In February of 2009, my husband and I bought our first home located on a few acres in Johnson, Vermont. We live here with our dog, Ollie, two cats: Elvis and Atticus, six Nigerian Dwarf goats: May, Chutney, Poppy, Juniper, Willow, and Jokers Wild, and about fifteen laying hens. And to top it all off we welcomed our daughter, Isabel, into the world on January 11th, 2011.

We're slowly updating our 1850's farmhouse while steadily working towards a healthy, meaningful, self-sufficient life together.

This blog details our endeavors along with our successes and failures- all in good fun. Thanks for stopping by, hope to see you again soon!


May and I enjoying some sunshine


Hooray Veggies!!

Lovingly Posted by Melissa Wednesday, July 20, 2011 0 comments

After two unsuccessful years with my garden at the bottom of the hill I am FINALLY seeing the light at the end of the tunnel.  Last year, for my birthday, my Mom built me a handful of raised beds next to the house on our south-facing lawn that previously went unused.  It is a lovely little spot of land in front of our picture window and overlooking the river and a farm across the road.  After a second year of disappointment in our garden, Kyle and I had decided to move it to its current home to make it easier to water.  At its previous location we would have to string along five or six hoses around the house and down the hill (the previous owner of our house, an elderly woman, would carry watering cans back and forth...amazing).

My dearest Mom is a very handy woman and she quickly built the raised beds along with a small, hinged platform to hide the access for our septic tank.  This spring, Kyle filled the beds starting with some empty grain bags to try to keep weeds at bay, followed by some goat and chicken manure and straw from the barn, and finally soil.  I began planting with just one bed for lettuce and broccoli and a bed for spinach.  The lettuce and broccoli were looking pretty sad the day I put them in the ground.  Even the kid across the street, a sweet boy who spends a lot of time over at our farm, commented that he thought they were going to die.

Luckily they pulled through and even flourished!  I've been up to my ears in romaine and have resorted to feeding it to the goats.  Note to self: no two people need thirty heads of romaine.  Although, I never pull them out of the ground, I just keep cutting them any time I want some salad so they keep growing back.

Unfortunately my spinach didn't do as well.  I think the problem was that I was using seed left over from last year and the packet might have gotten a bit wet before sitting through the winter in our workshop.  So I bought some new seed and replanted, so far that is the least successful plant in the garden which really is frustrating because I love spinach and we eat a lot of it.  I'm still working on it.

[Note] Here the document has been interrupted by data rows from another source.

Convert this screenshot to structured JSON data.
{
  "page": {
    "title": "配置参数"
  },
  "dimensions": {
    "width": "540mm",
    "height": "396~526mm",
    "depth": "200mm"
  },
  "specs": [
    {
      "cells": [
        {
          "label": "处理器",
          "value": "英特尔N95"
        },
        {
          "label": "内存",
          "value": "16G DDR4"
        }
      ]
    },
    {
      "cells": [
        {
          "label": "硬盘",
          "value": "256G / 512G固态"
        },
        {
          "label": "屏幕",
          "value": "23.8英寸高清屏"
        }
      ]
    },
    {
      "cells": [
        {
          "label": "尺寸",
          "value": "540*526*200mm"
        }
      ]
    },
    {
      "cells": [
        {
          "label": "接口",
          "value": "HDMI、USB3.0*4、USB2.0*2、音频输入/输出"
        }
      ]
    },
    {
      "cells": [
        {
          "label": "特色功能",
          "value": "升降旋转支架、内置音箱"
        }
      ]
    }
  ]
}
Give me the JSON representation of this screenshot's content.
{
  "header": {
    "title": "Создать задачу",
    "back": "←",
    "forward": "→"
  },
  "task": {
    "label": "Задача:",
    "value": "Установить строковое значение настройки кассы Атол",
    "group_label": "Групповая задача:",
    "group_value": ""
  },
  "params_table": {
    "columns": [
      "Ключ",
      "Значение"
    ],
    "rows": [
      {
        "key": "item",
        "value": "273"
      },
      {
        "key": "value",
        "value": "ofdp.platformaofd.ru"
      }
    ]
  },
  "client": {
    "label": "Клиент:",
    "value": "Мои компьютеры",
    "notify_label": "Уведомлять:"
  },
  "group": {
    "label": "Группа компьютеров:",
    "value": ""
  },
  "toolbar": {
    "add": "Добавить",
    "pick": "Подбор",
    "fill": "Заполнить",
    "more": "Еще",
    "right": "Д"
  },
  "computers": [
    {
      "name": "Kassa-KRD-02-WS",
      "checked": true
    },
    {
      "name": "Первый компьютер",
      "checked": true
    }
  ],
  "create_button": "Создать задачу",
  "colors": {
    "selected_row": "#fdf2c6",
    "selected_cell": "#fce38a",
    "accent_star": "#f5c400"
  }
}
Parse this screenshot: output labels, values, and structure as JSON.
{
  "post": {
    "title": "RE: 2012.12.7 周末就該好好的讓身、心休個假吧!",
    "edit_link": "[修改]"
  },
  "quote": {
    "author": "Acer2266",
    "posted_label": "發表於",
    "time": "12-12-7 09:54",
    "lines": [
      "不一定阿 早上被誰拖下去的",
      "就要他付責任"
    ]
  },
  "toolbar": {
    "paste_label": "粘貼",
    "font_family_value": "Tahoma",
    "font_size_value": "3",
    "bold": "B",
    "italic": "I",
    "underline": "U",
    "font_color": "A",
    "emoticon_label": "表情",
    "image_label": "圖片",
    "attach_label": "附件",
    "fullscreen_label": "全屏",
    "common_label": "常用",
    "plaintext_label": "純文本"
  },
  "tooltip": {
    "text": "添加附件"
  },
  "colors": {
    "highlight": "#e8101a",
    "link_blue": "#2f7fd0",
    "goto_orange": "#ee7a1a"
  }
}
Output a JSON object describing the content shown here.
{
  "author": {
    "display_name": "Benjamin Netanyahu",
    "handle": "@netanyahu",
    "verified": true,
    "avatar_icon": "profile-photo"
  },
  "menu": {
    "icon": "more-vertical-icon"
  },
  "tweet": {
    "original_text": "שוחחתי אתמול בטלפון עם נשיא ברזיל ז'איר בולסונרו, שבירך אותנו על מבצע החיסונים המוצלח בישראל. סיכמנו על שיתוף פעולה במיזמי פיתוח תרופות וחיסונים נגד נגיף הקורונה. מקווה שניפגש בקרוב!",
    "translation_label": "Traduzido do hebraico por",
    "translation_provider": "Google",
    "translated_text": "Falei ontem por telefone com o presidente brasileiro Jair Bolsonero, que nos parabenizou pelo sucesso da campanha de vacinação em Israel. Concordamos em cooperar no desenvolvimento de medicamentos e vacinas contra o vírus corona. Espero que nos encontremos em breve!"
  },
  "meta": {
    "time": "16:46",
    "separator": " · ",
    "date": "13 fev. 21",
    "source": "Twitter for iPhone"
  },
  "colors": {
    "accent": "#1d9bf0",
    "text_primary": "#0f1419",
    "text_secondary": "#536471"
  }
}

Finally a few months ago I got the rest of the garden in.  Acorn squash, summer squash, peas, beans, carrots, mustard greens, tomatoes, cucumbers, and celery all went into the ground and have been flourishing ever since.  I had a small problem with some cucumber beetles (not sure why my chickens weren't more on top of that) which ate a few of my acorn squash plants.  But luckily I had planted too many in the raised bed anyway so they really did me a favor, as much as I hate to admit it.

I think one of the main reasons the garden is doing so well this year is that I can look out the windows and see  whats going on.  I can walk around the gardens after or before work and see that things need to be weeded- so I take ten minutes and weed.  Water is easily available; it doesn't even take one hose to reach every bed.  I just can't get over the positive results.  Of course, I still have some maintenance to do: the peas and tomatoes desperately need better supports before much longer, but I think this year really will be the year of successful gardening which just snowballs from here.

Here are some pictures!

This is a photo of our raised beds back in the end of April before any planting began.  The photo was actually to show how high the river was during the big flood we had on the 27th, but the raised beds had a cameo appearance.

Here it is today!

Here are some close ups of my broccoli and lettuce:

My tomato plants are looking great and in desperate need of additional supports.

Next door to the tomatoes are the celery, cucumbers and peas

Followed by the beans and summer squash

And finally we've got the mustard greens with the carrots, and the acorn squash.

Hope you folks are having a great gardening year as well!  Stay tuned for some great shots of the kitchen progress and more baby goats!!